Logging in PostgreSQL allows the database to record detailed information about different activities, such as database connections, queries, errors, and warnings. Enabling and configuring the logging feature can provide valuable insights and help troubleshoot issues in a PostgreSQL database.
To enable and configure logging in PostgreSQL, follow these steps:
- Locate the postgresql.conf file: The configuration file is usually found in the PostgreSQL data directory, which varies depending on the operating system and installation method. Common file path examples include /etc/postgresql//main/postgresql.conf on Linux or C:\Program Files\PostgreSQL\\data\postgresql.conf on Windows.
- Open the postgresql.conf file in a text editor: Use a text editor of your choice to edit the configuration file. Note that administrative privileges might be required to edit the file.
- Find the logging section: Search within the postgresql.conf file for the section containing logging-related parameters. The section is typically labeled and commented as # ERROR REPORTING AND LOGGING.
- Enable logging: Uncomment (remove the leading #) or add the following line to enable logging: # logging_collector = on
- Configure the log file location: By default, logs are stored in the PostgreSQL data directory. If you want to change the location, specify it using the following parameter (uncomment and modify if necessary): # #log_directory = 'pg_log'
- Set the desired logging level: The logging level determines the amount and details of information logged. Uncomment and change the following line to set the desired level (e.g. debug5, debug4, debug3, debug2, debug1, info, notice, warning, error, log, fatal, or panic): # #log_statement = 'none'
- Save and close the file: Save the changes made to the postgresql.conf file and exit the text editor.
- Restart PostgreSQL: To apply the new logging configuration, restart the PostgreSQL service.
After following these steps, PostgreSQL will start logging the specified activities based on the chosen logging level, and the log files will be generated according to the configured location. It is important to regularly monitor and manage log files to ensure the effective functioning of the database and to diagnose issues when they arise.
What is the purpose of the log_duration parameter in PostgreSQL?
The log_duration parameter in PostgreSQL controls whether the duration of completed statements is logged.
When log_duration is enabled (set to true), PostgreSQL logs the duration of each completed SQL statement in the server log. This can be useful for analyzing and optimizing the performance of queries and identifying slow-running queries. The duration is measured in milliseconds.
Enabling the log_duration parameter may result in increased log volume, so it is typically used for troubleshooting or performance tuning purposes rather than in production environments.
What is the purpose of the log_connections parameter in PostgreSQL?
The log_connections parameter in PostgreSQL determines whether a log message will be generated every time a new connection is made to the database server.

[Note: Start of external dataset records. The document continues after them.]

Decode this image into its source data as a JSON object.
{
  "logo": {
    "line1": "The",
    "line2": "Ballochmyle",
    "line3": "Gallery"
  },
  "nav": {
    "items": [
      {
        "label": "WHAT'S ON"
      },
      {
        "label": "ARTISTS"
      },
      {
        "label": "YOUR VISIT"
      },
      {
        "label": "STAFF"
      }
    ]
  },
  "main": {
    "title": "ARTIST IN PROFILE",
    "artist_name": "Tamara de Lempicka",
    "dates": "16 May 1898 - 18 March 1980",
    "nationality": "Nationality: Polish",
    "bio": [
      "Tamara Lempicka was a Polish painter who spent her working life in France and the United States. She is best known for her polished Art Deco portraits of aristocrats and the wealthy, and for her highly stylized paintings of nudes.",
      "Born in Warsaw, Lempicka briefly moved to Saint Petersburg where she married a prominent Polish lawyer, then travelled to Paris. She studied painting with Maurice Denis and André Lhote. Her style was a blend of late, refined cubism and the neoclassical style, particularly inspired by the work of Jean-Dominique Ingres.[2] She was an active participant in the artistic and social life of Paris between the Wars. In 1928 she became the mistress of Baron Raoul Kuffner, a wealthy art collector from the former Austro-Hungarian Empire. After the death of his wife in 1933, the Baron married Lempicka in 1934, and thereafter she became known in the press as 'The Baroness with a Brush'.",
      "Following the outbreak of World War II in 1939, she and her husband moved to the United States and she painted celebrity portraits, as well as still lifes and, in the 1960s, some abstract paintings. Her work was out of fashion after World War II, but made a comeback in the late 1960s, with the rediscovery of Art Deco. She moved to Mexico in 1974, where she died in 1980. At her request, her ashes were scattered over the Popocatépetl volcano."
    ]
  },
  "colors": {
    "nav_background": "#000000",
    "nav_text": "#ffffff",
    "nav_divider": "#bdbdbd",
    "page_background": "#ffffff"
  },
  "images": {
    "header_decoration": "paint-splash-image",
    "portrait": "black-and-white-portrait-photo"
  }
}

The purpose of this parameter is to provide information about when and by whom connections are made to the database. It can be useful for monitoring and troubleshooting purposes, allowing database administrators to track connection activities, identify potential issues, and audit user access.
By enabling the log_connections parameter, PostgreSQL logs will include details such as the timestamp, process ID, session ID, and remote host information for every new connection established. This can help administrators analyze connection patterns, identify potential security vulnerabilities, and diagnose any connection-related problems.

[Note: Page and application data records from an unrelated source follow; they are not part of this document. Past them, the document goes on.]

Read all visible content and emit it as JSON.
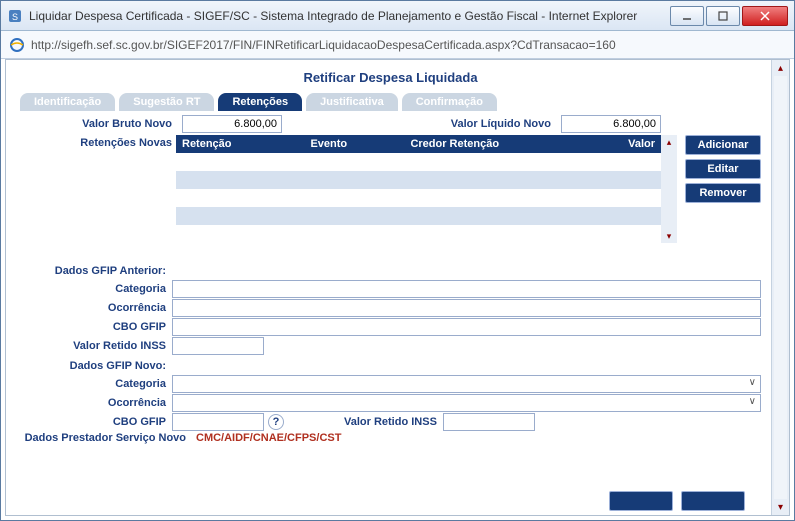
{
  "window": {
    "title": "Liquidar Despesa Certificada - SIGEF/SC - Sistema Integrado de Planejamento e Gestão Fiscal - Internet Explorer",
    "url": "http://sigefh.sef.sc.gov.br/SIGEF2017/FIN/FINRetificarLiquidacaoDespesaCertificada.aspx?CdTransacao=160"
  },
  "page": {
    "title": "Retificar Despesa Liquidada"
  },
  "tabs": {
    "identificacao": "Identificação",
    "sugestao": "Sugestão RT",
    "retencoes": "Retenções",
    "justificativa": "Justificativa",
    "confirmacao": "Confirmação"
  },
  "top": {
    "valor_bruto_label": "Valor Bruto Novo",
    "valor_bruto": "6.800,00",
    "valor_liquido_label": "Valor Líquido Novo",
    "valor_liquido": "6.800,00",
    "retencoes_novas_label": "Retenções Novas"
  },
  "table": {
    "h_retencao": "Retenção",
    "h_evento": "Evento",
    "h_credor": "Credor Retenção",
    "h_valor": "Valor"
  },
  "buttons": {
    "adicionar": "Adicionar",
    "editar": "Editar",
    "remover": "Remover"
  },
  "form": {
    "gfip_anterior": "Dados GFIP Anterior:",
    "categoria": "Categoria",
    "ocorrencia": "Ocorrência",
    "cbo_gfip": "CBO GFIP",
    "valor_retido_inss": "Valor Retido INSS",
    "gfip_novo": "Dados GFIP Novo:",
    "dados_prestador": "Dados Prestador Serviço Novo",
    "cmc_link": "CMC/AIDF/CNAE/CFPS/CST"
  }
}
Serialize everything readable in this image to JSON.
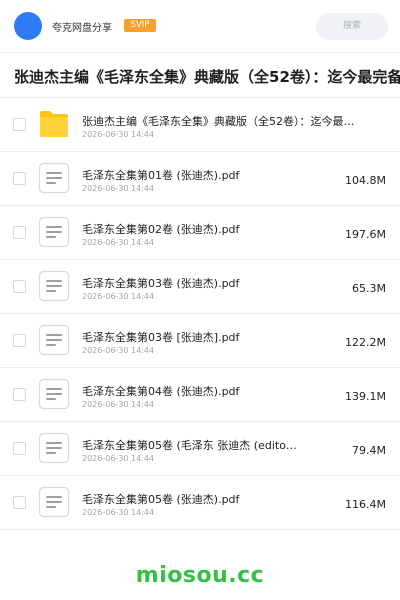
{
  "header": {
    "user_name": "夸克网盘分享",
    "badge": "SVIP",
    "search_label": "搜索"
  },
  "page_title": "张迪杰主编《毛泽东全集》典藏版（全52卷）：迄今最完备",
  "files": [
    {
      "type": "folder",
      "name": "张迪杰主编《毛泽东全集》典藏版（全52卷）：迄今最…",
      "date": "2026-06-30 14:44",
      "size": ""
    },
    {
      "type": "pdf",
      "name": "毛泽东全集第01卷 (张迪杰).pdf",
      "date": "2026-06-30 14:44",
      "size": "104.8M"
    },
    {
      "type": "pdf",
      "name": "毛泽东全集第02卷 (张迪杰).pdf",
      "date": "2026-06-30 14:44",
      "size": "197.6M"
    },
    {
      "type": "pdf",
      "name": "毛泽东全集第03卷 (张迪杰).pdf",
      "date": "2026-06-30 14:44",
      "size": "65.3M"
    },
    {
      "type": "pdf",
      "name": "毛泽东全集第03卷 [张迪杰].pdf",
      "date": "2026-06-30 14:44",
      "size": "122.2M"
    },
    {
      "type": "pdf",
      "name": "毛泽东全集第04卷 (张迪杰).pdf",
      "date": "2026-06-30 14:44",
      "size": "139.1M"
    },
    {
      "type": "pdf",
      "name": "毛泽东全集第05卷 (毛泽东 张迪杰 (edito…",
      "date": "2026-06-30 14:44",
      "size": "79.4M"
    },
    {
      "type": "pdf",
      "name": "毛泽东全集第05卷 (张迪杰).pdf",
      "date": "2026-06-30 14:44",
      "size": "116.4M"
    }
  ],
  "watermark": "miosou.cc",
  "colors": {
    "avatar": "#2f7bf5",
    "svip": "#f8a02a",
    "folder": "#ffc61a",
    "watermark": "#35c043"
  }
}
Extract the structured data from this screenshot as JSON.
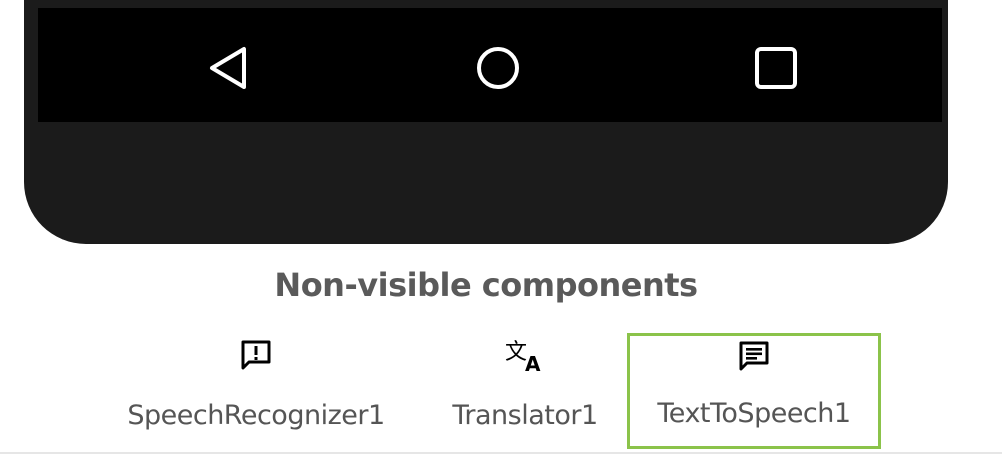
{
  "phone": {
    "nav_icons": [
      "back-triangle-icon",
      "home-circle-icon",
      "recents-square-icon"
    ]
  },
  "non_visible": {
    "title": "Non-visible components",
    "components": [
      {
        "label": "SpeechRecognizer1",
        "icon": "speech-recognizer-icon",
        "selected": false
      },
      {
        "label": "Translator1",
        "icon": "translate-icon",
        "selected": false
      },
      {
        "label": "TextToSpeech1",
        "icon": "text-to-speech-icon",
        "selected": true
      }
    ]
  },
  "colors": {
    "selection_border": "#8bc34a",
    "phone_body": "#1b1b1b",
    "navbar": "#000000",
    "label_text": "#555555"
  }
}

However, it is worth noting that enabling this parameter generates additional log messages, which can lead to increased log volume and potentially impact system performance. Therefore, it is recommended to use this parameter judiciously and adjust logging levels according to the specific needs and requirements of the PostgreSQL deployment.
What is the default logging configuration in PostgreSQL?
The default logging configuration in PostgreSQL depends on the server distribution and version. However, the default configuration usually includes the following:
- Logging to the standard error output: By default, PostgreSQL logs all messages to the standard error output (stderr).
- Log verbosity: The default log verbosity level is usually set to NOTICE, which logs important information such as startup, shutdown, and major transaction events.
- Log destination: The default log destination is set to stderr, but it can be redirected to a file by configuring the logging options.
- Log rotation: PostgreSQL does not handle log rotation by default. Instead, it relies on external log rotation tools (e.g., logrotate) to manage log files.
It's important to note that the default logging configuration can be overridden and customized by modifying the PostgreSQL configuration file (postgresql.conf) and the log file format can also be specified using the log_line_prefix configuration parameter.
What is the maximum log level in PostgreSQL?
The maximum log level in PostgreSQL is DEBUG5. This log level includes all log messages, including detailed debugging information.